I’m currently reading Mary Oliver’s book of poems, entitled DEVOTIONS.
Mary Oliver passed away earlier this year, and I’m so grateful she left us with wonderful lines like these:
“Tell me, what is it you plan to do with your one wild and precious life?”
“When it’s over, I want to say: all my life I was a bride married to amazement. I was the bridegroom, taking the world into my arms.”
“Listen–are you breathing just a little, and calling it a life?”
“To pay attention, this is our endless and proper work.”
I found a poem in the book that spoke so directly to my struggle with minimizing material possessions. It made me feel better that someone as wise as Mary Oliver dealt with the same thing.
Here is the poem:
My issue: I love beautiful things. When I find a beautiful object that’s for sale, whether it’s a candle, an art print or a silk blouse, I’m tempted to acquire it. What I admire about Mary Oliver is that she turned her focus on the beauty of the natural world. And the natural world is not for acquisition. It’s free and it’s wild. We can admire it and love it, but it can’t be contained if it is to exist in its full glory. Amirite??
Anyway, to me, poets are artist-philosophers. And Mary Oliver is one of the modern greats.
Okay, now instead of just reading about nature, I’m ready to go out to enjoy the summer day!
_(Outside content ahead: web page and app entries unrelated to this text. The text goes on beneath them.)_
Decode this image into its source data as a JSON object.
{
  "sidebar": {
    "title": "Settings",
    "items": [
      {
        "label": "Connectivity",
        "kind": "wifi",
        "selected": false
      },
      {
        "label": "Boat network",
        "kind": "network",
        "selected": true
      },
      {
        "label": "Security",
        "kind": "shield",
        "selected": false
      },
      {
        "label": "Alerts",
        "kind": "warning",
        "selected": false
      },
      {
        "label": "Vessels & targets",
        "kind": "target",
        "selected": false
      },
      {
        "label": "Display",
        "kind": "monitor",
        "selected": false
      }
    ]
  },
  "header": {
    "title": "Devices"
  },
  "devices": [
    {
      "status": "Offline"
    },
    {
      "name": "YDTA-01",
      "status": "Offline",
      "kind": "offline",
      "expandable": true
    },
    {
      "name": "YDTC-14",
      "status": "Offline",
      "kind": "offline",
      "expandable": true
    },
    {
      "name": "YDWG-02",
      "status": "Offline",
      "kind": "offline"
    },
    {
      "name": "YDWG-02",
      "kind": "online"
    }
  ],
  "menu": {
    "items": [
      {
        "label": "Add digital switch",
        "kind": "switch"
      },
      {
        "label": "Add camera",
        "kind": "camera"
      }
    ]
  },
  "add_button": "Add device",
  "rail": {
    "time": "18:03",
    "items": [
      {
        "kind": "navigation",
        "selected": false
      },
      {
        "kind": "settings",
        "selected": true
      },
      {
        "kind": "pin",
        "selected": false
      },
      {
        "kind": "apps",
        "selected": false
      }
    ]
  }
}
(Oh, and I haven’t forgotten about the mystery contents mentioned in my prior post — more to come later this summer…)